I have a new model in which I choose to live my life by and find happiness on a daily basis, because if I let perfection (old model) be the driver of my vehicle, I will crash.

See, I’ve done this before and I’ve collided head-on… with myself.

In my late twenties, I was a junior high school teacher, and up until an awakening moment at the age of 29, I craved perfection! I made sure that I had the best grades in school so I could be rewarded by my parents and teachers with words of affirmation about their pride in me. Yet, the reality was that once one thing was complete and the attention faded, I was onto the next “achievement.” I spent zero time in reflection or stillness. Throughout my twenties it continued, as I completed two university degrees and yoga teacher training, coached sports teams, volunteered with organizations, and worked multiple jobs. But it was just NEVER ENOUGH (by no one else’s standards but my own.) I took this drive into the classroom with me and wanted every lesson, every conversation with a student or parent, and every report card comment to be perfect. There would be no rest until I knew I would be acknowledged afterward for my efforts in giving back to others.

This all makes sense to me now, after reading The 5 Love Languages and discovering that I feel love through words of affirmation. This realization accompanied months of therapy to resolve my discontent when I wasn’t being praised.

Too many times in my early adulthood I caught myself daydreaming of another life, one where every day I felt content and could give myself praise, rather than waiting for the next long weekend, summer vacation, or someone’s verbal worship… I needed to discover how to give myself this love, care, and attention.

In April 2016, I gave my resignation to the school board, got a one-year working holiday visa, sold all my belongings, and boarded flight for a year of self-discovery on the Gold Coast of Australia.

It turned out that when I stopped working 80 hours a week and volunteering all of my extra hours in between, when I stopped putting so much pressure and expectation on myself, I found a new way of living, one that is more in rhythm with nature, a lifestyle that is balanced, whole, nurturing and free of expectations. I set new guidelines for myself that would only ENHANCE my self-love and value. These rules were:

  • Get outside daily
  • Meditate: even if only for a minute
  • Find gratitude: every. single. day.
  • Rise and fall with the sun.
  • Rest
  • Nourish myself with whole food.

Notably, none of the above required another person: it was all self. And boy-oh-boy was it a lesson to be learned.

When this became my new normal, quite seamlessly things began to happen. I wrote a book and got it published. The book describes my experience teaching in an isolated northern community and bringing yoga and mindfulness to my classroom.
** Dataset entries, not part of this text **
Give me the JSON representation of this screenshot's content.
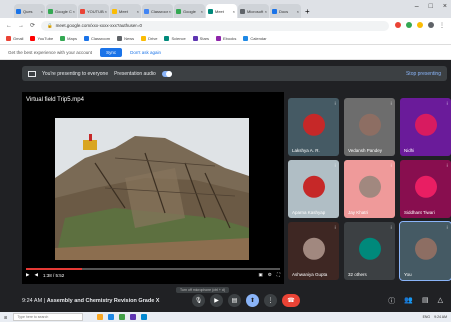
{
  "tabs": [
    {
      "title": "Ques",
      "color": "#1a73e8"
    },
    {
      "title": "Google Cl",
      "color": "#34a853"
    },
    {
      "title": "YOUTUBE",
      "color": "#ea4335"
    },
    {
      "title": "Meet",
      "color": "#fbbc04"
    },
    {
      "title": "Classroom",
      "color": "#4285f4"
    },
    {
      "title": "Google",
      "color": "#34a853"
    },
    {
      "title": "Meet",
      "color": "#00897b",
      "active": true
    },
    {
      "title": "Microsoft",
      "color": "#5f6368"
    },
    {
      "title": "Docs",
      "color": "#1a73e8"
    }
  ],
  "address": {
    "url": "meet.google.com/xxx-xxxx-xxx?authuser=0"
  },
  "bookmarks": [
    "Gmail",
    "YouTube",
    "Maps",
    "Classroom",
    "News",
    "Drive",
    "Science",
    "Stars",
    "Ebooks",
    "Calendar"
  ],
  "notification": {
    "text": "Get the best experience with your account",
    "button": "Sync",
    "secondary": "Don't ask again"
  },
  "presenting_bar": {
    "text": "You're presenting to everyone",
    "audio_label": "Presentation audio",
    "stop_label": "Stop presenting"
  },
  "video": {
    "title": "Virtual field Trip5.mp4",
    "time": "1:38 / 5:52",
    "progress": 0.22
  },
  "participants": [
    {
      "name": "Lakshya A. R.",
      "color": "#455a64",
      "avatar": "#c62828"
    },
    {
      "name": "Vedansh Pandey",
      "color": "#6d6d6d",
      "avatar": "#8d6e63"
    },
    {
      "name": "Nidhi",
      "color": "#6a1b9a",
      "avatar": "#d81b60"
    },
    {
      "name": "Aparna Kashyap",
      "color": "#b0bec5",
      "avatar": "#c62828"
    },
    {
      "name": "Jay Khatri",
      "color": "#ef9a9a",
      "avatar": "#a1887f"
    },
    {
      "name": "Siddhant Tiwari",
      "color": "#880e4f",
      "avatar": "#e91e63"
    },
    {
      "name": "Ashwaniya Gupta",
      "color": "#3e2723",
      "avatar": "#a1887f"
    },
    {
      "name": "32 others",
      "color": "#3c4043",
      "avatar": "#00897b"
    },
    {
      "name": "You",
      "color": "#455a64",
      "avatar": "#8d6e63",
      "highlighted": true
    }
  ],
  "meeting": {
    "time": "9:24 AM",
    "title": "Assembly and Chemistry Revision Grade X"
  },
  "controls": [
    "mic-icon",
    "camera-icon",
    "captions-icon",
    "present-icon",
    "more-icon",
    "end-call-icon"
  ],
  "controls_tooltip": "Turn off microphone (ctrl + d)",
  "right_controls": [
    "info-icon",
    "people-icon",
    "chat-icon",
    "activities-icon"
  ],
  "taskbar": {
    "search_placeholder": "Type here to search",
    "tray": "ENG",
    "clock": "9:24 AM"
  }
}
Soon after, while sitting in my daily meditation, I realized with this new passive income I would receive, I had a gift to give back to youth and the entire idea of creating and a non-profit scholarship fund appeared. Within two months of writing my book, The Om Work Project scholarship fund was registered and my dream of sending teens and young female-identifying participants to travel abroad and complete their yoga teacher training became official. These opportunities have allowed me to move back to Canada and settle on the West Coast, a dream I’ve had for the past seven years. I am happy to say that my days consist of getting outside, teaching lots of yoga, sharing my book with schools and universities and having the opportunity to be only a ferry ride away from my sister.
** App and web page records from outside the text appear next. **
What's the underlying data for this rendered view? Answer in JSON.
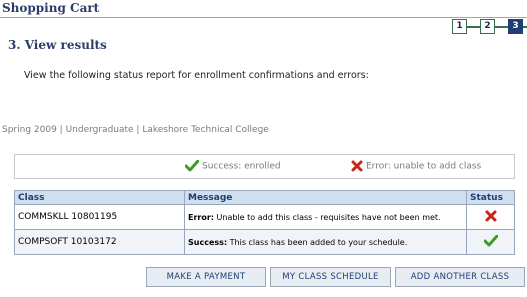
{
  "header": {
    "title": "Shopping Cart"
  },
  "steps": [
    "1",
    "2",
    "3"
  ],
  "step_heading": "3.  View results",
  "instructions": "View the following status report for enrollment confirmations and errors:",
  "term_info": "Spring 2009 | Undergraduate | Lakeshore Technical College",
  "legend": {
    "success_label": "Success: enrolled",
    "error_label": "Error: unable to add class",
    "success_icon": "checkmark-icon",
    "error_icon": "x-icon"
  },
  "results": {
    "columns": [
      "Class",
      "Message",
      "Status"
    ],
    "rows": [
      {
        "class": "COMMSKLL 10801195",
        "message_prefix": "Error:",
        "message_text": " Unable to add this class - requisites have not been met.",
        "status": "error"
      },
      {
        "class": "COMPSOFT 10103172",
        "message_prefix": "Success:",
        "message_text": " This class has been added to your schedule.",
        "status": "success"
      }
    ]
  },
  "buttons": {
    "payment": "MAKE A PAYMENT",
    "schedule": "MY CLASS SCHEDULE",
    "add_another": "ADD ANOTHER CLASS"
  },
  "colors": {
    "brand": "#2b3c6a",
    "header_bg": "#cfdff0",
    "success": "#3f9a2a",
    "error": "#c8241a"
  }
}
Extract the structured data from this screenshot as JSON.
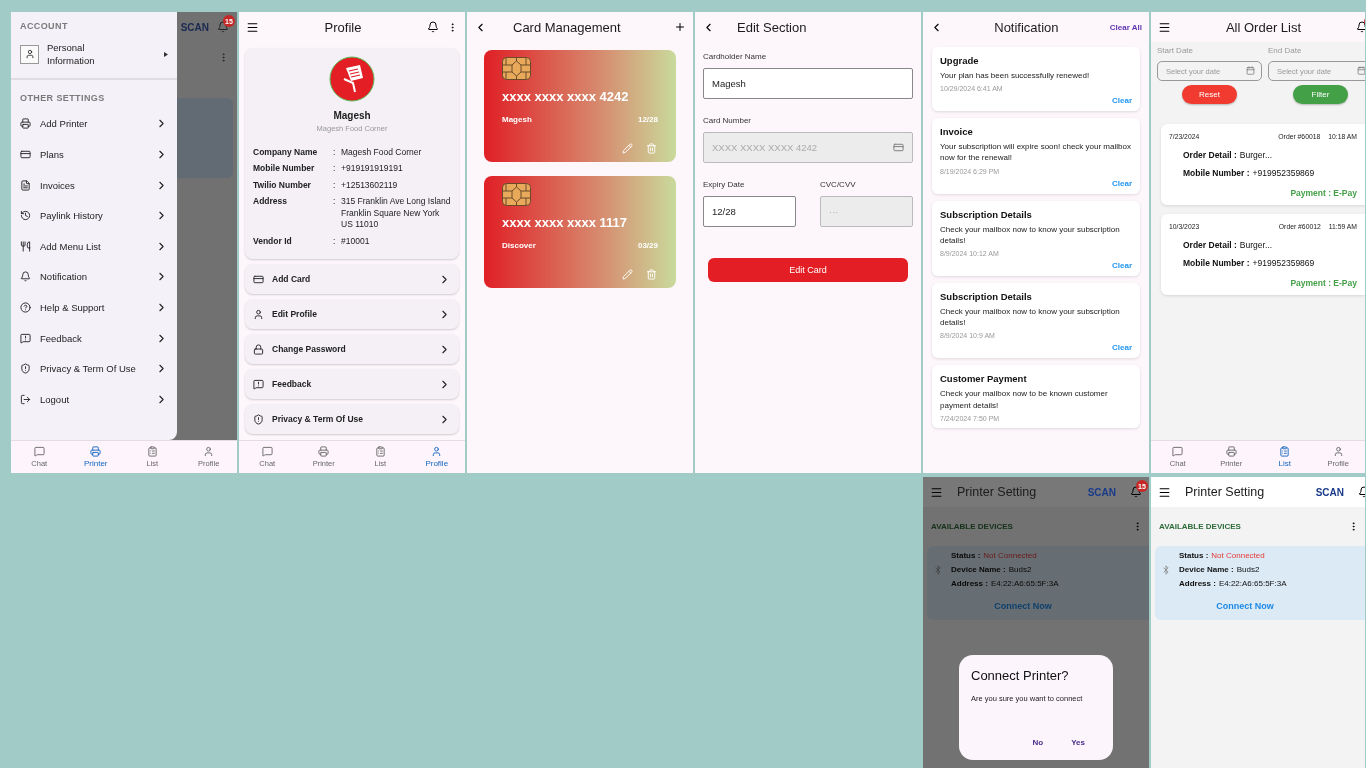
{
  "drawer_screen": {
    "account_heading": "ACCOUNT",
    "account_item": "Personal Information",
    "settings_heading": "OTHER SETTINGS",
    "items": [
      "Add Printer",
      "Plans",
      "Invoices",
      "Paylink History",
      "Add Menu List",
      "Notification",
      "Help & Support",
      "Feedback",
      "Privacy & Term Of Use",
      "Logout"
    ],
    "behind": {
      "action": "SCAN",
      "badge": "15"
    },
    "bottom_nav": [
      {
        "label": "Chat",
        "selected": false
      },
      {
        "label": "Printer",
        "selected": true
      },
      {
        "label": "List",
        "selected": false
      },
      {
        "label": "Profile",
        "selected": false
      }
    ]
  },
  "profile_screen": {
    "title": "Profile",
    "name": "Magesh",
    "company": "Magesh Food Corner",
    "details": [
      {
        "label": "Company Name",
        "separator": ":",
        "value": "Magesh Food Corner"
      },
      {
        "label": "Mobile Number",
        "separator": ":",
        "value": "+919191919191"
      },
      {
        "label": "Twilio Number",
        "separator": ":",
        "value": "+12513602119"
      },
      {
        "label": "Address",
        "separator": ":",
        "value": "315 Franklin Ave Long Island Franklin Square New York US 11010"
      },
      {
        "label": "Vendor Id",
        "separator": ":",
        "value": "#10001"
      }
    ],
    "menu": [
      "Add Card",
      "Edit Profile",
      "Change Password",
      "Feedback",
      "Privacy & Term Of Use"
    ],
    "bottom_nav": [
      {
        "label": "Chat",
        "selected": false
      },
      {
        "label": "Printer",
        "selected": false
      },
      {
        "label": "List",
        "selected": false
      },
      {
        "label": "Profile",
        "selected": true
      }
    ]
  },
  "card_management": {
    "title": "Card Management",
    "cards": [
      {
        "number": "xxxx xxxx xxxx 4242",
        "holder": "Magesh",
        "expiry": "12/28"
      },
      {
        "number": "xxxx xxxx xxxx 1117",
        "holder": "Discover",
        "expiry": "03/29"
      }
    ]
  },
  "edit_section": {
    "title": "Edit Section",
    "fields": [
      {
        "label": "Cardholder Name",
        "value": "Magesh",
        "disabled": false,
        "kind": "text"
      },
      {
        "label": "Card Number",
        "placeholder": "XXXX XXXX XXXX 4242",
        "disabled": true,
        "kind": "card"
      },
      {
        "label": "Expiry Date",
        "value": "12/28",
        "disabled": false,
        "kind": "text"
      },
      {
        "label": "CVC/CVV",
        "placeholder": "···",
        "disabled": true,
        "kind": "text"
      }
    ],
    "button": "Edit Card"
  },
  "notifications": {
    "title": "Notification",
    "clear_all": "Clear All",
    "items": [
      {
        "title": "Upgrade",
        "message": "Your plan has been successfully renewed!",
        "time": "10/29/2024 6:41 AM",
        "clear": "Clear"
      },
      {
        "title": "Invoice",
        "message": "Your subscription will expire soon! check your mailbox now for the renewal!",
        "time": "8/19/2024 6:29 PM",
        "clear": "Clear"
      },
      {
        "title": "Subscription Details",
        "message": "Check your mailbox now to know your subscription details!",
        "time": "8/9/2024 10:12 AM",
        "clear": "Clear"
      },
      {
        "title": "Subscription Details",
        "message": "Check your mailbox now to know your subscription details!",
        "time": "8/9/2024 10:9 AM",
        "clear": "Clear"
      },
      {
        "title": "Customer Payment",
        "message": "Check your mailbox now to be known customer payment details!",
        "time": "7/24/2024 7:50 PM"
      }
    ]
  },
  "order_list": {
    "title": "All Order List",
    "filters": [
      {
        "label": "Start Date",
        "placeholder": "Select your date"
      },
      {
        "label": "End Date",
        "placeholder": "Select your date"
      }
    ],
    "reset": "Reset",
    "filter": "Filter",
    "orders": [
      {
        "date": "7/23/2024",
        "order": "Order #60018",
        "time": "10:18 AM",
        "detail_label": "Order Detail :",
        "detail": "Burger...",
        "mobile_label": "Mobile Number :",
        "mobile": "+919952359869",
        "payment": "Payment : E-Pay"
      },
      {
        "date": "10/3/2023",
        "order": "Order #60012",
        "time": "11:59 AM",
        "detail_label": "Order Detail :",
        "detail": "Burger...",
        "mobile_label": "Mobile Number :",
        "mobile": "+919952359869",
        "payment": "Payment : E-Pay"
      }
    ],
    "bottom_nav": [
      {
        "label": "Chat",
        "selected": false
      },
      {
        "label": "Printer",
        "selected": false
      },
      {
        "label": "List",
        "selected": true
      },
      {
        "label": "Profile",
        "selected": false
      }
    ]
  },
  "printer_dialog_screen": {
    "title": "Printer Setting",
    "action": "SCAN",
    "badge": "15",
    "section": "AVAILABLE DEVICES",
    "device": {
      "status_label": "Status :",
      "status": "Not Connected",
      "name_label": "Device Name :",
      "name": "Buds2",
      "address_label": "Address :",
      "address": "E4:22:A6:65:5F:3A",
      "connect": "Connect Now"
    },
    "dialog": {
      "title": "Connect Printer?",
      "message": "Are you sure you want to connect",
      "buttons": [
        "No",
        "Yes"
      ]
    }
  },
  "printer_screen": {
    "title": "Printer Setting",
    "action": "SCAN",
    "section": "AVAILABLE DEVICES",
    "device": {
      "status_label": "Status :",
      "status": "Not Connected",
      "name_label": "Device Name :",
      "name": "Buds2",
      "address_label": "Address :",
      "address": "E4:22:A6:65:5F:3A",
      "connect": "Connect Now"
    }
  }
}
I wouldn’t be here today if I waited for ‘perfect’. Now I just want complete.

My advice for anyone feeling stuck mentally is to begin to acknowledge your own self-talk. Write it down, observe, and listen. How are you speaking to yourself – is it true, necessary, and kind? Do you allow yourself to feel free, abundant and loved, or are you constantly in an argument with yourself that you need to do more, check more boxes off the list, make more money, work more hours, or exercise more? I challenge you to do this because I can speak from experience that more doesn’t equate better, and perfect doesn’t equate complete.

Do you dare to be different?